Car hire is a great option if you plan to travel outside of the cities, it is usually quite affordable and gives you maximum freedom of mobility. Trains, although cute, are usually not a cheap way to travel around Europe. Flights are much cheaper and faster. But if you fell in love with a train visit to the countryside, it's worth a try. Tickets can be bought in advance on the Eurorail website for a fee. Or if you are more flexible and feel that it's worth the risk, you can buy them in person at the train station, usually for a bit less.

Step 9. Travel with light

Although you may not think that travel light will save you money, believe me, it will. First of all, each airline will charge for baggage. So each part of the flight will cost from 25 to 100 USD for each bag. It adds up quickly. Secondly, if you have two suitcases, you fill two suitcases full of things you probably don't need. Thirdly, using cheap transport such as the subway becomes frustrating and impractical when you carry two uncomfortable bags. Fourthly, your bags must always be with you or at the hotel, so if you plan to check out in the morning and go to another city, you will not be able to do anything until you reach the hotel and check your bags. In summary, the transportation of many items throughout Europe is a huge pain. My advice, and I can't stress it enough, is to put everything in one backpack. I have a 50 l backpack and it had everything I needed for a month and a half in Europe. Yes, there are laundry places in Europe. If you say, well, you don't understand because you're a man. I traveled with two young women and both fit everything in their backpack. If you say you don't understand because you are young, I went to Europe with my mother and she put everything in a standard school backpack! You can do it too!

Step 10. Always plan for the worst and hope for the best

Every time I travel to Europe, I plan the expected expenses and sum up everything. I also plan on at least $ 200 of unexpected expenses. After all, my expenses are always well below this figure, but I never want to end up being overwhelmed by the costs.

Proposal

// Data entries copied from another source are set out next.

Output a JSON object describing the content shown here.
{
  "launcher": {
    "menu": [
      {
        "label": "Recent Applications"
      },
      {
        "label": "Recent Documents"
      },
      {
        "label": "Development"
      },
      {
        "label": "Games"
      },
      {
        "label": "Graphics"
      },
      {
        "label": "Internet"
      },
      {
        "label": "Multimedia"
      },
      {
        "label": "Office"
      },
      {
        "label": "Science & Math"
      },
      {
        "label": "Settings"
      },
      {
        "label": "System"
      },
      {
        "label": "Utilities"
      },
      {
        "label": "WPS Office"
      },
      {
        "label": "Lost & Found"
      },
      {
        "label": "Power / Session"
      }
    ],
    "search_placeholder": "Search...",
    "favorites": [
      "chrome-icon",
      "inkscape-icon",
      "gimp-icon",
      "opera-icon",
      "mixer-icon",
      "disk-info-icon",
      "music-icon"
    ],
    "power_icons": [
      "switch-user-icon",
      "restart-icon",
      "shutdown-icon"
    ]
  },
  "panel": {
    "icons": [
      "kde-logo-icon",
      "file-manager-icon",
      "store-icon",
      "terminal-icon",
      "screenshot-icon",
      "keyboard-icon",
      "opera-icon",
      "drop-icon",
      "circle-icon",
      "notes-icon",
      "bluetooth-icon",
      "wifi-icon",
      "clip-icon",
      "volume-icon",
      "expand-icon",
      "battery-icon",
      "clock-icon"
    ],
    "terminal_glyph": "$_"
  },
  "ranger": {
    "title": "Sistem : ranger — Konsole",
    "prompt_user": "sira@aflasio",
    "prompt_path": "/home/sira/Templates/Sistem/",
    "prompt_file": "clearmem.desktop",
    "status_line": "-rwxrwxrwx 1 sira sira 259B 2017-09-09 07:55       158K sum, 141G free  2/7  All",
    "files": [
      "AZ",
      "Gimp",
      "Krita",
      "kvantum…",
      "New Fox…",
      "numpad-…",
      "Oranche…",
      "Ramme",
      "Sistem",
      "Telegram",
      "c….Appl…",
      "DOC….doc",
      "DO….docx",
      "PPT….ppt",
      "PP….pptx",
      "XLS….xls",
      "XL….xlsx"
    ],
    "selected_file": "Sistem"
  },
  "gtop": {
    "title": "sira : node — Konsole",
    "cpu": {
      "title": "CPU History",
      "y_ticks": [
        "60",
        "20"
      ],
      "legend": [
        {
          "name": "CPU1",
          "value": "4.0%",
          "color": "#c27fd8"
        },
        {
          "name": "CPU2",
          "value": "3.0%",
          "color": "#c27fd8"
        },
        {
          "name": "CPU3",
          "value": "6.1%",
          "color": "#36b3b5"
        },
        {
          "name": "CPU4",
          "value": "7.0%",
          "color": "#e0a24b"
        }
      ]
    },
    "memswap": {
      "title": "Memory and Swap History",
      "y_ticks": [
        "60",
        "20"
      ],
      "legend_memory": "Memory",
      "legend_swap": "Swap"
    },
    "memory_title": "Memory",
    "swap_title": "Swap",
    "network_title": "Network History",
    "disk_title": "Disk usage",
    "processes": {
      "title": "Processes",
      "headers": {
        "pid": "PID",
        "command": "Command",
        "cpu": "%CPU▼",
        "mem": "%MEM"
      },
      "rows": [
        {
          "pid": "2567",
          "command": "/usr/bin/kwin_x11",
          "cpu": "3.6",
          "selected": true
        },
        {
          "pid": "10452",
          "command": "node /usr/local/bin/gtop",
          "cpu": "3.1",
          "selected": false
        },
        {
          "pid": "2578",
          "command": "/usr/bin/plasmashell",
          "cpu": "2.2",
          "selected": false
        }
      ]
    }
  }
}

In 2000 I gave you a condensed guide to Europe on the budget. When booking a trip to Europe, there are of course many other things to think about, but the main thing is just to do it! Find cheap flights to Europe and book them. You can fill in all the empty fields later, don't try to plan everything before receiving the tickets and don't try to plan every second of every day. Leave time for spontaneity and immerse yourself in European life.